Website and app data records:
>>>
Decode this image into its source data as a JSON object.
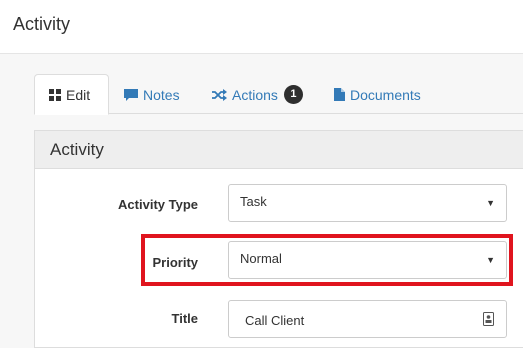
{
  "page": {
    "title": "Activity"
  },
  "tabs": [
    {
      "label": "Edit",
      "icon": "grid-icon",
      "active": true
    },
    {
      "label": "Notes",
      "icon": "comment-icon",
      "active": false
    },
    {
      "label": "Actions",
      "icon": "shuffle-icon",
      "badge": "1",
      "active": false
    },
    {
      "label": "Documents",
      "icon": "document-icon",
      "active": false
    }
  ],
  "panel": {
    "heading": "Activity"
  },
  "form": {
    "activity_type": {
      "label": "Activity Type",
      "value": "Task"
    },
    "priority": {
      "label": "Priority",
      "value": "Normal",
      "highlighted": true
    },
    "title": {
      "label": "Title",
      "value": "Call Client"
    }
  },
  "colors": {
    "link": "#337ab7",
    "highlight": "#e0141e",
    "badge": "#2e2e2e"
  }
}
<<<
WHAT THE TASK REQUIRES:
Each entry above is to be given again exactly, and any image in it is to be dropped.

SOLUTION:
Decode this image into its source data as a JSON object.
{
  "page": {
    "title": "Activity"
  },
  "tabs": [
    {
      "label": "Edit",
      "icon": "grid-icon",
      "active": true
    },
    {
      "label": "Notes",
      "icon": "comment-icon",
      "active": false
    },
    {
      "label": "Actions",
      "icon": "shuffle-icon",
      "badge": "1",
      "active": false
    },
    {
      "label": "Documents",
      "icon": "document-icon",
      "active": false
    }
  ],
  "panel": {
    "heading": "Activity"
  },
  "form": {
    "activity_type": {
      "label": "Activity Type",
      "value": "Task"
    },
    "priority": {
      "label": "Priority",
      "value": "Normal",
      "highlighted": true
    },
    "title": {
      "label": "Title",
      "value": "Call Client"
    }
  },
  "colors": {
    "link": "#337ab7",
    "highlight": "#e0141e",
    "badge": "#2e2e2e"
  }
}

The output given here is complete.